The film scores, all bound, were in plain view, but at the time of my visit were scattered helter-skelter atop a large credenza. The whereabouts of his original manuscripts of his abstract (i.e., non-film) music, however, were not as evident. When I asked him where he kept them, he pointed to a file cabinet in a corner of the studio. It seemed very apt that his film scores, being more conventional than his orchestral, piano, chamber and other works intended for recital or concert performance, were more "accessible" even here in the composer's own studio, than his orchestral and other scores, which he kept hidden from view. If only there had been more time, I'd have asked to see, even if only briefly, his holograph score of the Notturno Ungherese, one of my favorites among all his works.

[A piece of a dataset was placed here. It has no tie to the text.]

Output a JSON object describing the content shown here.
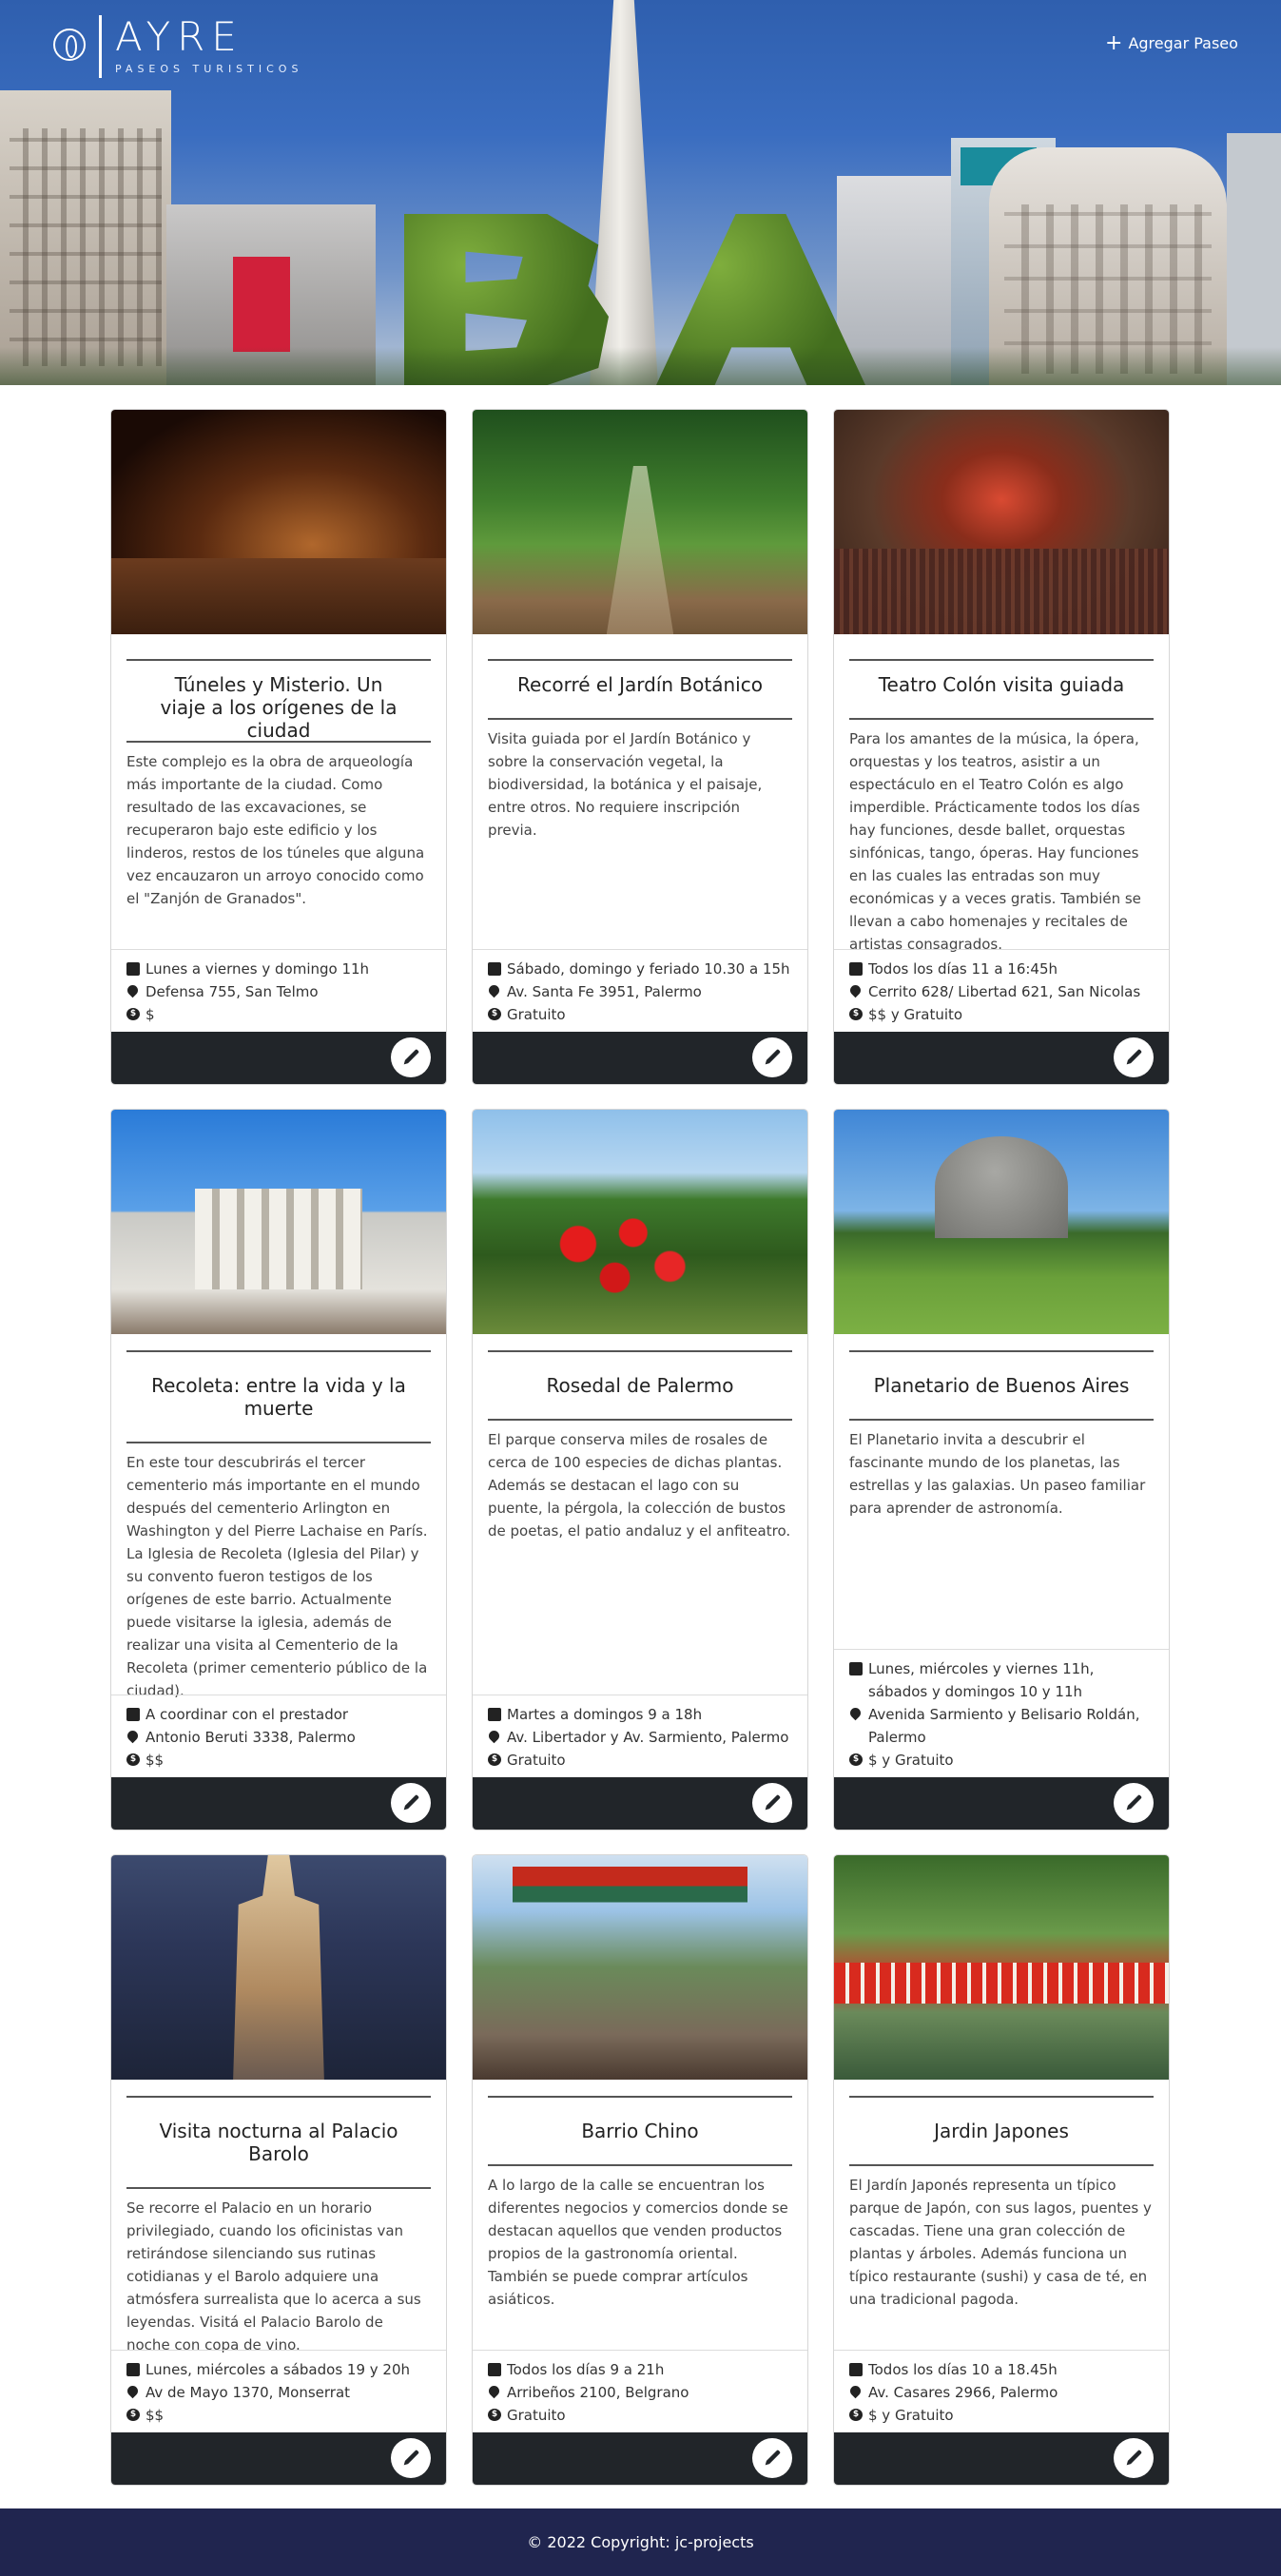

His studio was reached through a narrow hallway. It seemed almost every square foot of wall space was lined with autograph letters (and some manuscript pages) of the composers, mounted in special frames so that when turned around the overside of each letter could also be read. The only major composers not represented, he told me, were Bach and Beethoven. Name any other representative composer and at least one example of his letterhand could be found there. Dr. Rózsa even had a letter written by Robert Schumann's mother. Brahms, Wagner, Chopin, Liszt – name them, and there they were.
The hallway entrance to the studio. One day three years after these photos were taken (see below), I sat with Dr. Rozsa on that seat at the left while he asked me to remove a number of those letters and manuscripts from the walls, one at a time, and told me the story behind each of them.
As a music historian, researcher, author, and charter member of the Miklós Rózsa Society I've learned and remembered many things during the years. One of them is the pride in life and fulfillment in living that music inspires in many of us. Miklós Rózsa believed in this concept, and in me his music reinforces these sentiments. I've been called by some a real idealist and by others an ideal realist. Both views have merit.
What I will never forget is what Dr. Rózsa said to me, before I left his home on that memorable day: "Thank you for coming to see me. May God bless you, Jeffrey."
Indeed He has.
Taken in January, 1988: Yours truly with Dr. Rozsa in his living room. This is the last photograph of the two of us in each others' company. The original snapshot was in color but had to be rendered in black & white for reproduction as the Frontispiece of my book, A Composer's Notes: Remembering Miklós Rózsa (iUniverse, 2006).